Of these facts the following prescriptions are based, after a few preliminary observations. The more cheerful, firm and healthy the bodily conditions are, the keener will the mental activity become. The time that is devoted to bodily exercise is well repaid by the force and disposition of the mind which follows is, as one can then achieve in half-an-hour what would have taken half a day to accomplish by remaining passively in one’s study. The one process cripples the mind – the other induces an alert mental activity.

Not less than one hour after dinner must you touch a book. In the evening at eight o’ clock reading and writing must cease; the blood must then gradually return to its placid course throughout the body and stop rushing violently to the head (which it was forced to do by thinking );the pulse must remain quiet until you go to bed at ten o’ clock. These two hours can be occupied by a friendly talk that is not too tiring. In the evening you must eat no meat, and only a little white bread, and this rather early than late, at about six or seven o’ clock. The mid-day meal must be strengthening and nourishing, almost without spices, and little salt; pork must not be eaten frequently, and veal but seldom partaken of. No tea, no coffee, no wine, but beer which has only a small quantity of hops in it, or pale or ale for a drink.

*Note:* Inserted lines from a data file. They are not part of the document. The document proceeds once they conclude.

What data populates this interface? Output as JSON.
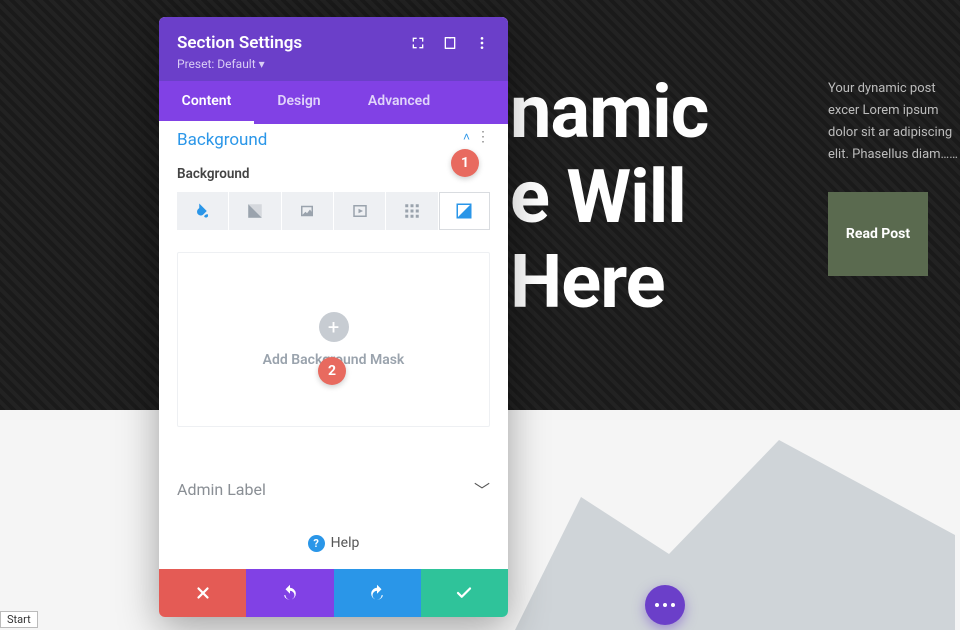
{
  "hero": {
    "title_lines": [
      "namic",
      "e Will",
      "Here"
    ],
    "excerpt": "Your dynamic post excer Lorem ipsum dolor sit ar adipiscing elit. Phasellus diam……",
    "read_post": "Read Post"
  },
  "panel": {
    "title": "Section Settings",
    "preset": "Preset: Default ▾",
    "tabs": {
      "content": "Content",
      "design": "Design",
      "advanced": "Advanced",
      "active": "content"
    },
    "section_title": "Background",
    "field_label": "Background",
    "dropzone_label": "Add Background Mask",
    "admin_label": "Admin Label",
    "help_label": "Help"
  },
  "callouts": {
    "one": "1",
    "two": "2"
  },
  "misc": {
    "start": "Start"
  }
}
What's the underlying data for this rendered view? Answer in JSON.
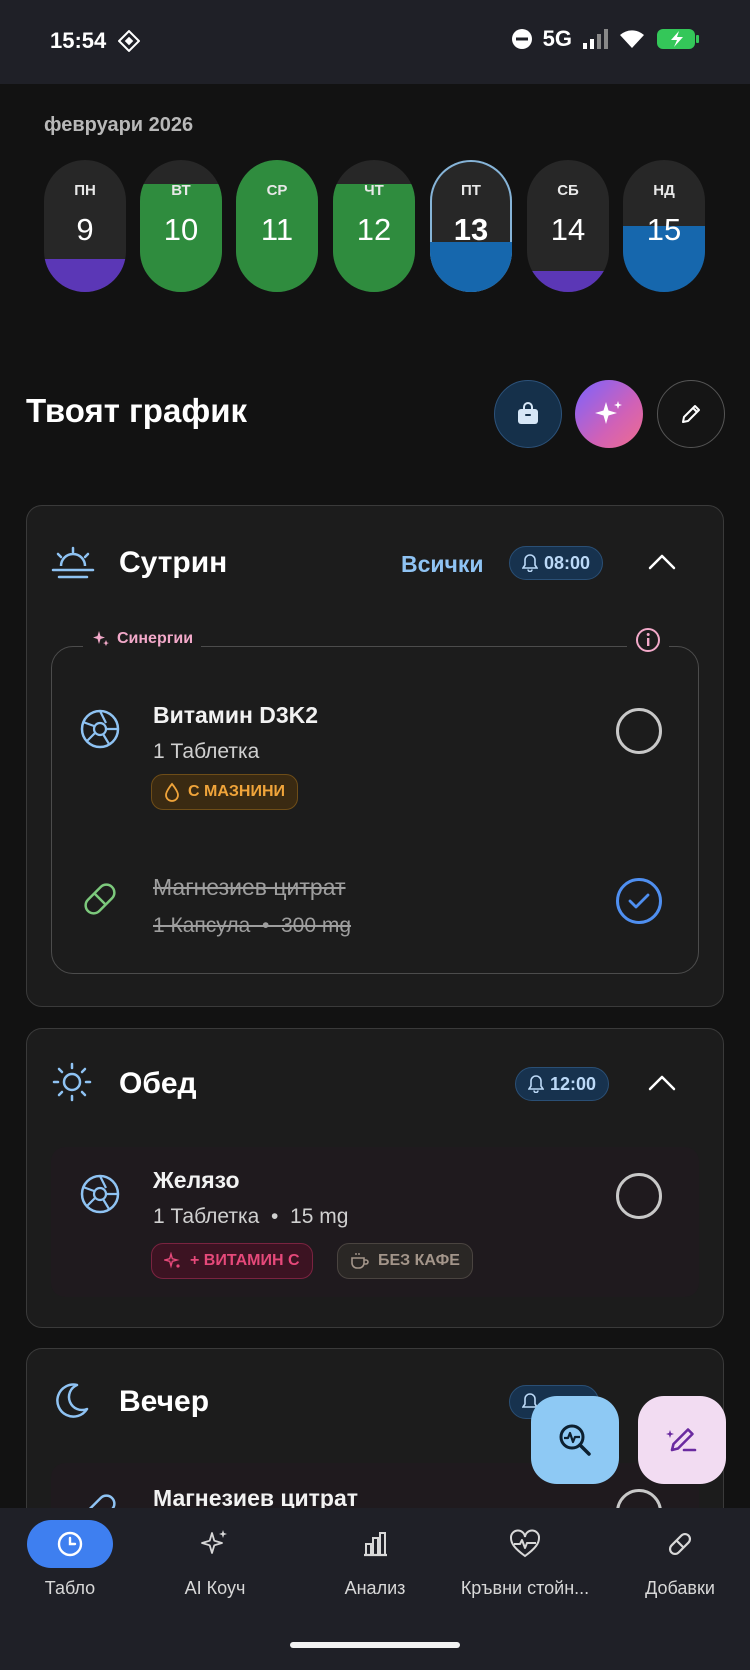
{
  "status_bar": {
    "time": "15:54",
    "network": "5G"
  },
  "calendar": {
    "month_label": "февруари 2026",
    "days": [
      {
        "name": "ПН",
        "num": "9",
        "fill_level": 0.25,
        "fill_color": "#5b37b6",
        "selected": false
      },
      {
        "name": "ВТ",
        "num": "10",
        "fill_level": 0.82,
        "fill_color": "#2f8c3e",
        "selected": false
      },
      {
        "name": "СР",
        "num": "11",
        "fill_level": 1.0,
        "fill_color": "#2f8c3e",
        "selected": false
      },
      {
        "name": "ЧТ",
        "num": "12",
        "fill_level": 0.82,
        "fill_color": "#2f8c3e",
        "selected": false
      },
      {
        "name": "ПТ",
        "num": "13",
        "fill_level": 0.38,
        "fill_color": "#1667ad",
        "selected": true
      },
      {
        "name": "СБ",
        "num": "14",
        "fill_level": 0.16,
        "fill_color": "#5b37b6",
        "selected": false
      },
      {
        "name": "НД",
        "num": "15",
        "fill_level": 0.5,
        "fill_color": "#1667ad",
        "selected": false
      }
    ]
  },
  "schedule": {
    "title": "Твоят график"
  },
  "morning": {
    "name": "Сутрин",
    "all_link": "Всички",
    "time": "08:00",
    "synergy_label": "Синергии",
    "items": [
      {
        "name": "Витамин D3K2",
        "sub": "1 Таблетка",
        "tag": "С МАЗНИНИ",
        "done": false
      },
      {
        "name": "Магнезиев цитрат",
        "sub": "1 Капсула  •  300 mg",
        "done": true
      }
    ]
  },
  "noon": {
    "name": "Обед",
    "time": "12:00",
    "items": [
      {
        "name": "Желязо",
        "sub": "1 Таблетка  •  15 mg",
        "tags": [
          "+ ВИТАМИН С",
          "БЕЗ КАФЕ"
        ],
        "done": false
      }
    ]
  },
  "evening": {
    "name": "Вечер",
    "items": [
      {
        "name": "Магнезиев цитрат"
      }
    ]
  },
  "nav": [
    {
      "label": "Табло",
      "icon": "clock-icon",
      "active": true
    },
    {
      "label": "AI Коуч",
      "icon": "sparkles-icon",
      "active": false
    },
    {
      "label": "Анализ",
      "icon": "bar-chart-icon",
      "active": false
    },
    {
      "label": "Кръвни стойн...",
      "icon": "heart-pulse-icon",
      "active": false
    },
    {
      "label": "Добавки",
      "icon": "pill-icon",
      "active": false
    }
  ],
  "colors": {
    "accent": "#3e7ff0",
    "link": "#8fc3f3",
    "fat_tag": "#f0a43a",
    "vitamin_tag": "#e6497a",
    "coffee_tag": "#a3958a"
  }
}
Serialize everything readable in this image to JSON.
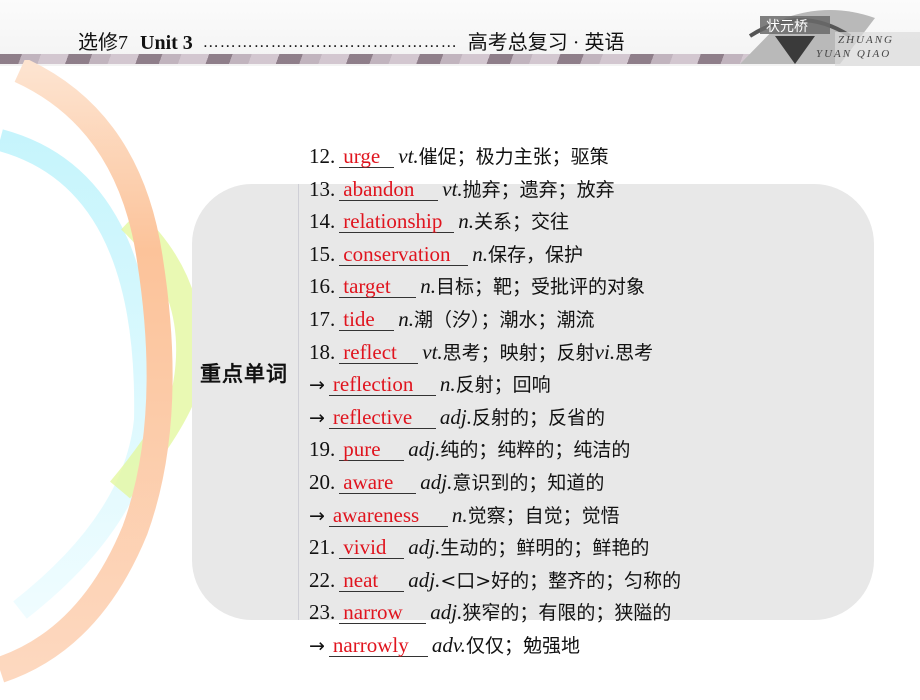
{
  "header": {
    "course": "选修7",
    "unit": "Unit  3",
    "dots": "………………………………………",
    "book": "高考总复习 · 英语",
    "logo_line1": "ZHUANG",
    "logo_line2": "YUAN QIAO"
  },
  "panel": {
    "label": "重点单词"
  },
  "colors": {
    "answer": "#e0141e",
    "panel_bg": "#e8e8e8"
  },
  "vocab": [
    {
      "prefix": "12.",
      "answer": "urge",
      "pos": "vt.",
      "def": " 催促；极力主张；驱策",
      "width": 48
    },
    {
      "prefix": "13.",
      "answer": "abandon",
      "pos": "vt.",
      "def": "抛弃；遗弃；放弃",
      "width": 92
    },
    {
      "prefix": "14.",
      "answer": "relationship",
      "pos": "n.",
      "def": "关系；交往",
      "width": 108
    },
    {
      "prefix": "15.",
      "answer": "conservation",
      "pos": "n.",
      "def": "保存，保护",
      "width": 122
    },
    {
      "prefix": "16.",
      "answer": "target",
      "pos": "n.",
      "def": "目标；靶；受批评的对象",
      "width": 70
    },
    {
      "prefix": "17.",
      "answer": "tide",
      "pos": "n.",
      "def": "潮（汐）；潮水；潮流",
      "width": 48
    },
    {
      "prefix": "18.",
      "answer": "reflect",
      "pos": "vt.",
      "def": "思考；映射；反射",
      "pos2": "vi.",
      "def2": "思考",
      "width": 72
    },
    {
      "prefix": "→",
      "answer": "reflection",
      "pos": "n.",
      "def": "反射；回响",
      "width": 100
    },
    {
      "prefix": "→",
      "answer": "reflective",
      "pos": "adj.",
      "def": "反射的；反省的",
      "width": 100
    },
    {
      "prefix": "19.",
      "answer": "pure",
      "pos": "adj.",
      "def": " 纯的；纯粹的；纯洁的",
      "width": 58
    },
    {
      "prefix": "20.",
      "answer": "aware",
      "pos": "adj.",
      "def": "意识到的；知道的",
      "width": 70
    },
    {
      "prefix": "→",
      "answer": "awareness",
      "pos": "n.",
      "def": "觉察；自觉；觉悟",
      "width": 112
    },
    {
      "prefix": "21.",
      "answer": "vivid",
      "pos": "adj.",
      "def": "生动的；鲜明的；鲜艳的",
      "width": 58
    },
    {
      "prefix": "22.",
      "answer": "neat",
      "pos": "adj.",
      "def": "<口>好的；整齐的；匀称的",
      "width": 58
    },
    {
      "prefix": "23.",
      "answer": "narrow",
      "pos": "adj.",
      "def": "狭窄的；有限的；狭隘的",
      "width": 80
    },
    {
      "prefix": "→",
      "answer": "narrowly",
      "pos": "adv.",
      "def": "仅仅；勉强地",
      "width": 92
    }
  ]
}
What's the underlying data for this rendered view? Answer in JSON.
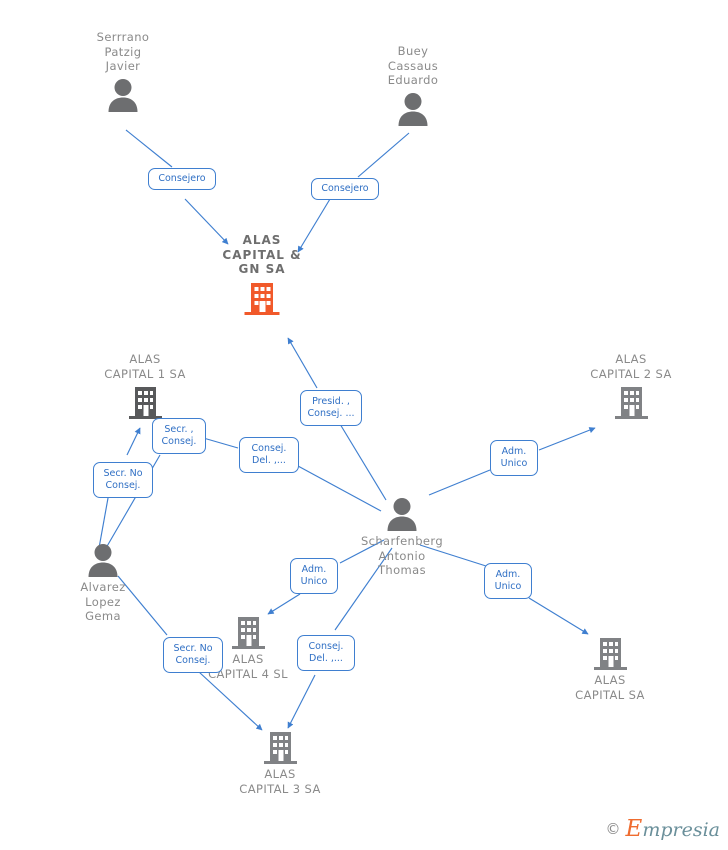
{
  "diagram": {
    "title": "ALAS CAPITAL & GN SA corporate relationship chart",
    "colors": {
      "main_company": "#f1592a",
      "company_icon": "#58595b",
      "company_icon_light": "#808285",
      "person_icon": "#6d6e70",
      "edge": "#3f7fd0",
      "tag_border": "#3f7fd0",
      "tag_text": "#2f6fc4",
      "node_label": "#8a8a8a"
    },
    "nodes": [
      {
        "id": "serrrano",
        "type": "person",
        "label": "Serrrano\nPatzig\nJavier"
      },
      {
        "id": "buey",
        "type": "person",
        "label": "Buey\nCassaus\nEduardo"
      },
      {
        "id": "main",
        "type": "company-main",
        "label": "ALAS\nCAPITAL &\nGN SA"
      },
      {
        "id": "alas1",
        "type": "company",
        "label": "ALAS\nCAPITAL 1 SA"
      },
      {
        "id": "alas2",
        "type": "company",
        "label": "ALAS\nCAPITAL 2 SA"
      },
      {
        "id": "scharfen",
        "type": "person",
        "label": "Scharfenberg\nAntonio\nThomas"
      },
      {
        "id": "alvarez",
        "type": "person",
        "label": "Alvarez\nLopez\nGema"
      },
      {
        "id": "alas4",
        "type": "company",
        "label": "ALAS\nCAPITAL 4  SL"
      },
      {
        "id": "alas3",
        "type": "company",
        "label": "ALAS\nCAPITAL 3 SA"
      },
      {
        "id": "alasplain",
        "type": "company",
        "label": "ALAS\nCAPITAL SA"
      }
    ],
    "relations": [
      {
        "id": "r1",
        "label": "Consejero",
        "from": "serrrano",
        "to": "main"
      },
      {
        "id": "r2",
        "label": "Consejero",
        "from": "buey",
        "to": "main"
      },
      {
        "id": "r3",
        "label": "Secr. ,\nConsej.",
        "from": "alvarez",
        "to": "alas1"
      },
      {
        "id": "r4",
        "label": "Secr.  No\nConsej.",
        "from": "alvarez",
        "to": "alas1"
      },
      {
        "id": "r5",
        "label": "Consej.\nDel. ,...",
        "from": "scharfen",
        "to": "alas1"
      },
      {
        "id": "r6",
        "label": "Presid. ,\nConsej. ...",
        "from": "scharfen",
        "to": "main"
      },
      {
        "id": "r7",
        "label": "Adm.\nUnico",
        "from": "scharfen",
        "to": "alas2"
      },
      {
        "id": "r8",
        "label": "Adm.\nUnico",
        "from": "scharfen",
        "to": "alas4"
      },
      {
        "id": "r9",
        "label": "Adm.\nUnico",
        "from": "scharfen",
        "to": "alasplain"
      },
      {
        "id": "r10",
        "label": "Secr.  No\nConsej.",
        "from": "alvarez",
        "to": "alas3"
      },
      {
        "id": "r11",
        "label": "Consej.\nDel. ,...",
        "from": "scharfen",
        "to": "alas3"
      }
    ],
    "watermark": {
      "copyright": "©",
      "brand_initial": "E",
      "brand_rest": "mpresia"
    }
  }
}
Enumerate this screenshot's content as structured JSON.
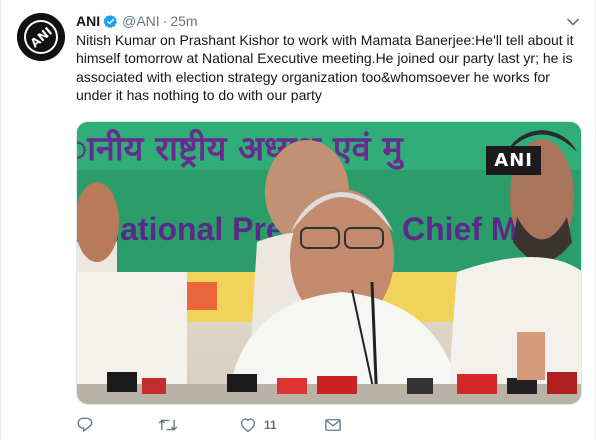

You must go out of a walk in the fresh air for an hour daily, whatever be the conditions of weather. Choose the brightest part of the day; if it is not bright you must go out in bad weather. The changing of clothing, shoes, or over-shoes will prevent any ill effects. If you have an opportunity of taking fencing lessons, take half-an-hour’s fencing a day, on account of the movements of the upper part of the body, and in order to strengthen the arms you must learn to fence with both arms. If that cannot be done, you must choose the dry and uninteresting occupation of sawing wood.

Richard Haehl
Richard Haehl was the author of - Life and Work of Samuel Hahnemann